In my long career, I have dealt organizational due diligence pre- merger & post-merger integration; I help organizations bridge enormous cultural diversity (not just colour/race). I have done an enormous amount of work on new product introduction, together with research, development, engineering and operation departments. For years I consulted chefs in 3 international hotel chains, and with captains in the merchant marines. I have done OD in the military, police organizations and government. I have vast experience consulting to financial services and legal firms. Yeanu, (which means in Arabic, in other words), I have been around the block.

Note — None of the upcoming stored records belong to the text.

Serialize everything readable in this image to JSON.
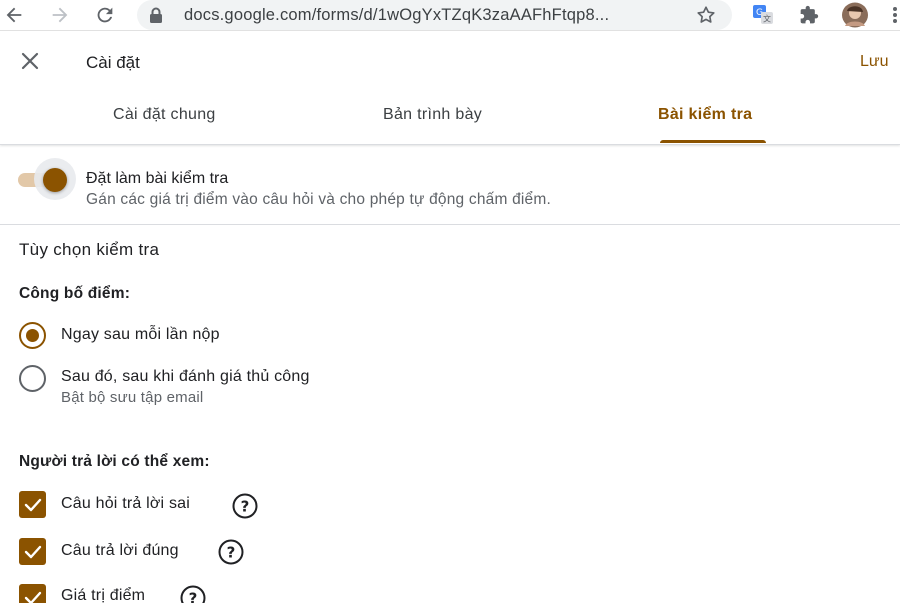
{
  "browser": {
    "url": "docs.google.com/forms/d/1wOgYxTZqK3zaAAFhFtqp8...",
    "icons": [
      "back-arrow-icon",
      "forward-arrow-icon",
      "reload-icon",
      "lock-icon",
      "star-icon",
      "translate-icon",
      "extensions-icon",
      "avatar",
      "menu-dots-icon"
    ]
  },
  "dialog": {
    "title": "Cài đặt",
    "save_label": "Lưu",
    "tabs": [
      {
        "label": "Cài đặt chung",
        "active": false
      },
      {
        "label": "Bản trình bày",
        "active": false
      },
      {
        "label": "Bài kiểm tra",
        "active": true
      }
    ]
  },
  "quiz": {
    "toggle_on": true,
    "title": "Đặt làm bài kiểm tra",
    "description": "Gán các giá trị điểm vào câu hỏi và cho phép tự động chấm điểm."
  },
  "options": {
    "section_title": "Tùy chọn kiểm tra",
    "release": {
      "heading": "Công bố điểm:",
      "choices": [
        {
          "label": "Ngay sau mỗi lần nộp",
          "checked": true
        },
        {
          "label": "Sau đó, sau khi đánh giá thủ công",
          "sub": "Bật bộ sưu tập email",
          "checked": false
        }
      ]
    },
    "respondent": {
      "heading": "Người trả lời có thể xem:",
      "items": [
        {
          "label": "Câu hỏi trả lời sai",
          "checked": true
        },
        {
          "label": "Câu trả lời đúng",
          "checked": true
        },
        {
          "label": "Giá trị điểm",
          "checked": true
        }
      ]
    }
  },
  "colors": {
    "accent": "#8b5300",
    "toggle_track": "#e2c8a8",
    "text": "#202124",
    "secondary_text": "#5f6368"
  }
}
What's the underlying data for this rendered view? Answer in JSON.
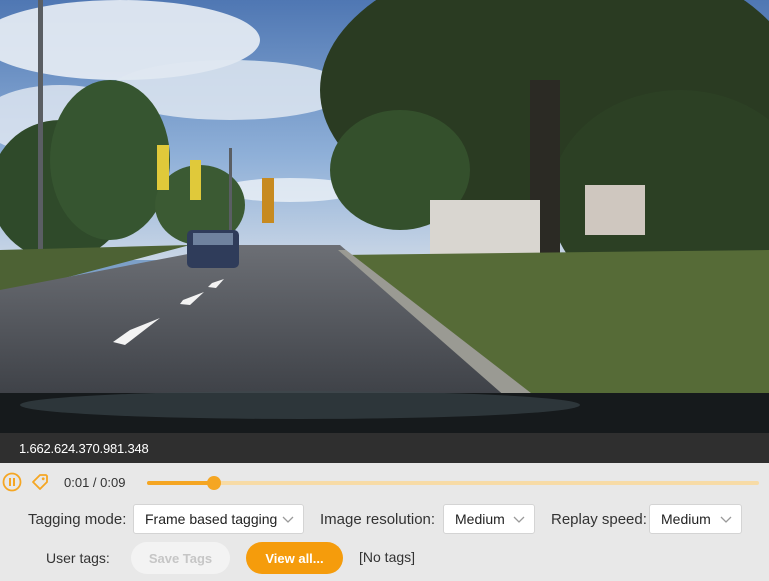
{
  "video": {
    "frame_description_icon": "dashcam-frame",
    "timestamp": "1.662.624.370.981.348"
  },
  "playback": {
    "pause_icon": "pause-icon",
    "tag_icon": "tag-icon",
    "time_display": "0:01 / 0:09",
    "progress_fraction": 0.11
  },
  "settings": {
    "tagging_mode_label": "Tagging mode:",
    "tagging_mode_value": "Frame based tagging",
    "image_resolution_label": "Image resolution:",
    "image_resolution_value": "Medium",
    "replay_speed_label": "Replay speed:",
    "replay_speed_value": "Medium"
  },
  "tags": {
    "user_tags_label": "User tags:",
    "save_tags_label": "Save Tags",
    "view_all_label": "View all...",
    "no_tags_text": "[No tags]"
  },
  "colors": {
    "accent": "#f59c0c",
    "accent_light": "#f7dba6",
    "timestamp_bar": "#2f2f2f",
    "panel_bg": "#e8e8e8"
  }
}
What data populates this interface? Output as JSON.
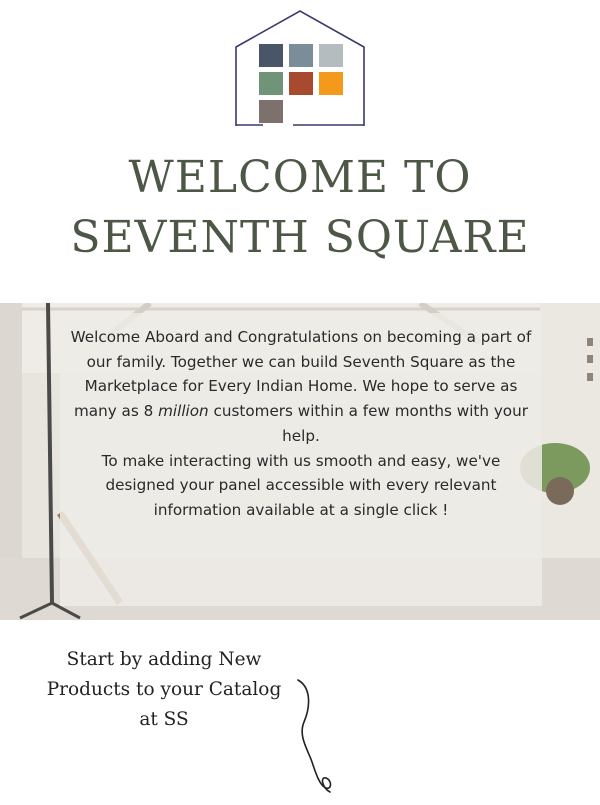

OD has hundreds of tool kits and products. Some of them I know well, some of them I master and there is probably not a tool around I have not read about.
In all my consulting work, in all professional domains and situations, I never found one of these tools useful. I always felt they hindered me. When I was younger, I used to throw lots of tools in to the back seat of my car, or travel half way around the world, lugging them with me. I rarely used anything. When I used them, I felt unnatural and cumbersome.
For me, OD is not about tools or pre packaged procedures. OD is an art of applying a breadth of experience, eclecticism, working bottom up to tailor make a solution in every single situation. Like a snow flake, every organization and every managerial situation is very different. OD when well practiced, is not scalable.
I believe that all these tools kits and pre defined procedures (which are, in essence, so called knowledge management of OD) have been extremely negatively disruptive to our art. These tools have created what used to be called door-to-door brush salesmen, totally incognizant of what the profession is all about.
At any given time, I supervise about 6 consultants world wide. I never teach tools. In all my supervision, I rarely refer my students to tools. I encourage my students to read, to acquire content domain savvy, and to practice being eclectic.